That refers back to the beginning of Seabrook's feminist reflections:

SEABROOK: When talking about women in politics, Nancy Pelosi thinks back to her high school debate team. It was 1958, and several schools came together to compete in extemporaneous debate. A young Nancy D'Alesandro watched a friend reach her hand into a fishbowl filled with debate topics on little scraps of paper. She pulled one out and read...

PELOSI: The question was this simple: Do women think?

SEABROOK: Do women think? For Pelosi, the memory is a reminder of how far she's come. 

Is it possible that Pelosi's exaggerating? For NPR, it's simply too good to check. Surprisingly, the usual NPR musical bumper wasn't Helen Reddy singing "I Am Woman."

NPR is very much a network for Thelma and Louise fans, and not so much for people who thought it was a feminist cartoon, where most of the men were piggish dolts and there was no justice for a rape victim. But anchor Michelle Norris made it sound like every woman in America loves this movie:

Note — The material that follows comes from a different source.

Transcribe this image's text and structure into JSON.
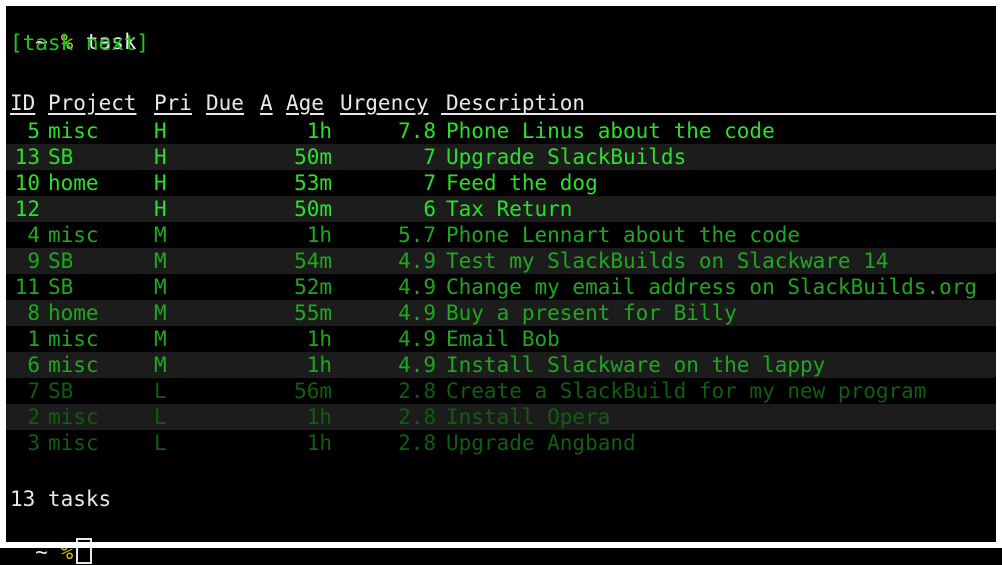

Twenty years ago this month, two women tore across the American West in a green 1966 Thunderbird convertible and straight into movie history. Thelma and Louise weren't just liberated in a man's world, they were fighting mad and unlike anything that had come out of Hollywood before. The pair entered the cultural lexicon. Women today still roar with laughter when they know they're having a Thelma and Louise moment.  

Norris couldn't wonder whether the male characters are perhaps a little overdone or atypical:

NORRIS: Callie, can I ask you about the men in this film? There were a lot of very strong performances all around, and a lot of these men seemed to be different versions of that guy, you know, that guy that tries to step on your neck or tries to tell you what you can't do or tries to steal your joy in one way or another. And other than the sympathetic cop played by Harvey Keitel there, the men are sort of disappointing or, you know, sometimes disgusting in various ways. I want to know a little bit more about you developed the male characters in the film.

CALLIE KHOURI: Every film, especially a road movie, has to have a villain, so the character of Harlan was certainly that.

NORRIS: He was the person who tried to rape Thelma?

KHOURI: Yes, the attempted rapist. And then, you know, the husband, I mean, I think that's somewhat believable, and I mean that in terms of having to ask permission to go somewhere if you're going on a trip. You know, not really being in control of your money or any of that stuff. The kind of misogyny that I was showing was so commonplace as to not even be recognizable, and I think, in some ways, that that's why men took exception to it because it was finally being shown from a female point of view, and therefore you could see what it was like on the other side of it. And I think some men took great exception to it.

Not all men, by the way. I mean, if I had a nickel for every man who would've told me that - how much he loved the movie, I would have a huge mansion made of nickels.

Tim Graham
Tim Graham
Tim Graham is Executive Editor of NewsBusters and is the Media Research Center’s Director of Media Analysis